Jay–Ottawa said...

Outrage fatigue is a background constant about as old as the follow-on rumble from the Big Bang. Well, at least since the first caveman, with wiliness and brawn, pressed his neighbors into rendering unto him the driest cave, the freshest mastodon steak and the juiciest local beauty. Lawyers, who happened upon the scene, ruled such disparities legal. Running parallel with that remorseless social arrangement, the poor are and always have been with us. From time to time, contrarian prophets come along to say one way or another "Blessed are they who struggle through their outrage fatigue."

By accident on another blog, now that the rich-poor seesaw has again become absurdly lopsided, I came across this old chestnut. Back in 1894, Anatole France had tucked the following line into one of his novels: “In its majestic equality, the law forbids rich and poor alike to sleep under bridges, beg in the streets, and steal loaves of bread.”

What is to be done? How about another pay-go chicken-egg conundrum? Do we immediately feed the poor; or must we first empty the granaries of the rich? Safety net repair or revolution? I suspect nothing less than revolutions, both private and public, will ever elevate compassion to the first principal of government.

Mark Thomason said...

Karen's phrase "Pathocracy" is important.

It suggests to me an additional element, beyond just corrupt or serving the wealthy.

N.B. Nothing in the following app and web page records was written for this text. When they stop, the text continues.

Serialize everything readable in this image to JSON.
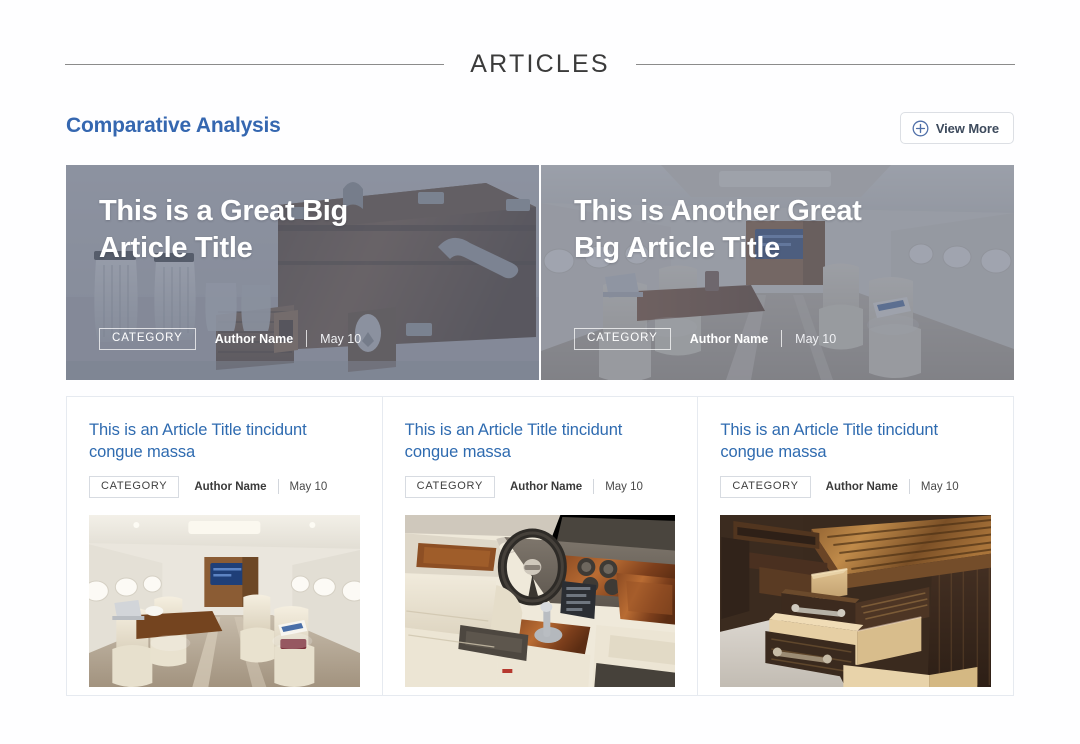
{
  "section": {
    "title": "ARTICLES",
    "subtitle": "Comparative Analysis",
    "view_more_label": "View More",
    "view_more_icon": "circle-plus-icon",
    "accent_color": "#3567b0",
    "title_color": "#3b3b3b",
    "rule_color": "#8b8b8b"
  },
  "heroes": [
    {
      "title": "This is a Great Big Article Title",
      "category": "CATEGORY",
      "author": "Author Name",
      "date": "May 10",
      "image_alt": "wooden-trunk-with-glassware",
      "overlay_color": "#687083"
    },
    {
      "title": "This is Another Great Big Article Title",
      "category": "CATEGORY",
      "author": "Author Name",
      "date": "May 10",
      "image_alt": "private-jet-cabin-interior",
      "overlay_color": "#687083"
    }
  ],
  "cards": [
    {
      "title": "This is an Article Title tincidunt congue massa",
      "category": "CATEGORY",
      "author": "Author Name",
      "date": "May 10",
      "image_alt": "private-jet-cabin-interior",
      "title_color": "#2f6bb0"
    },
    {
      "title": "This is an Article Title tincidunt congue massa",
      "category": "CATEGORY",
      "author": "Author Name",
      "date": "May 10",
      "image_alt": "luxury-car-interior-dashboard",
      "title_color": "#2f6bb0"
    },
    {
      "title": "This is an Article Title tincidunt congue massa",
      "category": "CATEGORY",
      "author": "Author Name",
      "date": "May 10",
      "image_alt": "wooden-cabinet-open-drawers",
      "title_color": "#2f6bb0"
    }
  ]
}
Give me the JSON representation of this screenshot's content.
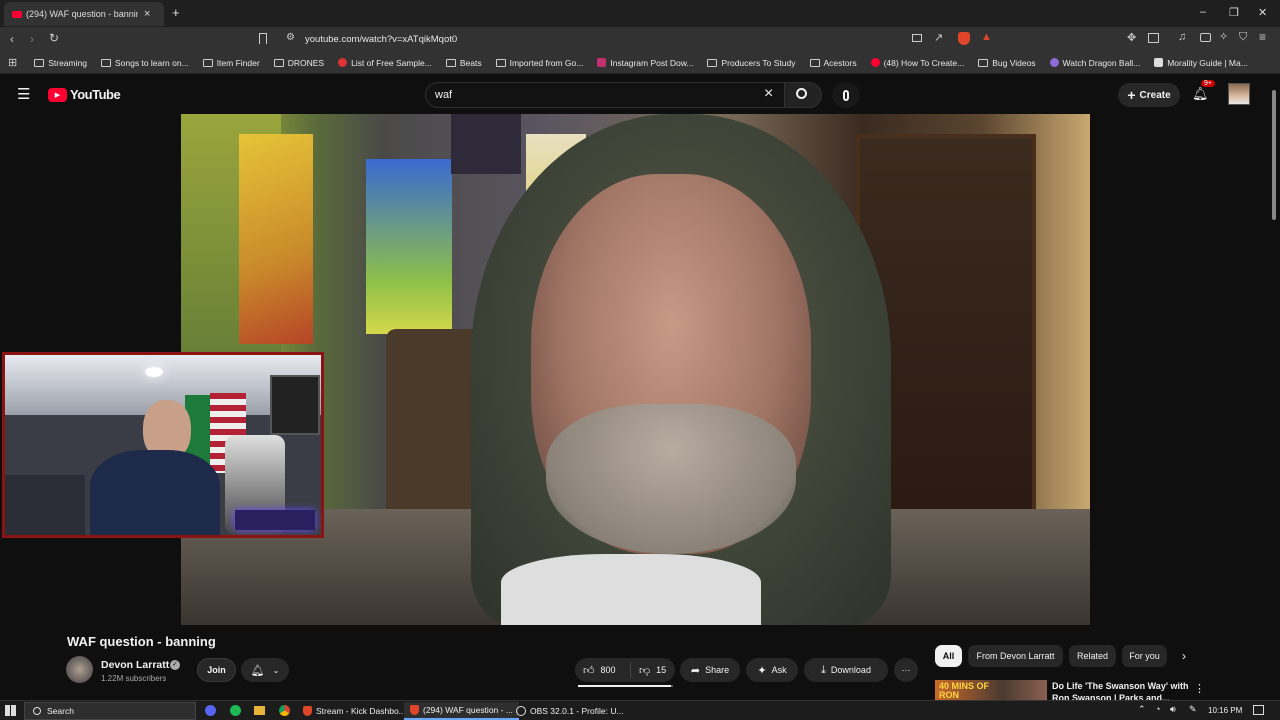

To me it suggests dysfunction, a fundamentally sick and dying, failing attempt to govern.

It suggests not merely doing the wrong things, but unable to do much of anything.

That of course is a classic accusation against the over used example of late Rome. However, it also describes very well the Austro-Hungarian Empire and the last Czar's Empire, and the last Chinese Emperors, and Yeltsin's drunken total failure to function.

None of the examples I see ever turned out well in some form of revival and reform. First they had to collapse of their own weight. Then usually something really ugly grabbed power, before any sanity returned, if it ever did.

Not here? Well, see Trump. Then think Ted Cruz or some alternative Trump. Say it could never happen, even if it just did happen for four years?

richard ohio said...

Current events in my part of the world are that workers are finally responding after 40 years of post Reagan years abuse. Not all ''jobs'' are about pay and work/life respect and balance are finally discussed as part of the equation. Workers are also aware that they need not turn into robots to avoid being replace by them or the threat of them.

Also it is fascinating to see how quickly the power elite is responding en masse to diversity awareness and accurate teaching of history. School boards are being inundated at meetings and with lawsuits. Just like the battles over sex ed.; Porn replaced schools and parents as the ruler in sex ed. and politics/ media news will be the new educators of history and culture. Yes, the empire without a past may be circling the drain.

Jay–Ottawa said...

OT. Hot tip on a film to view, a sleeper worth the time: 1hr, 44min. Among the issues all intertwined are immigration, customs enforcement, joblessness, homelessness, poverty, bureaucracy, feminism with a touch of LGBTQ, single parenthood, and a kind of resolution to the question: To obey or not to obey laws and regulations? A film made by Icelanders with English subtitles, except when they speak English. No violence and no schmaltz. On Netflix. Title: And Breathe Normally.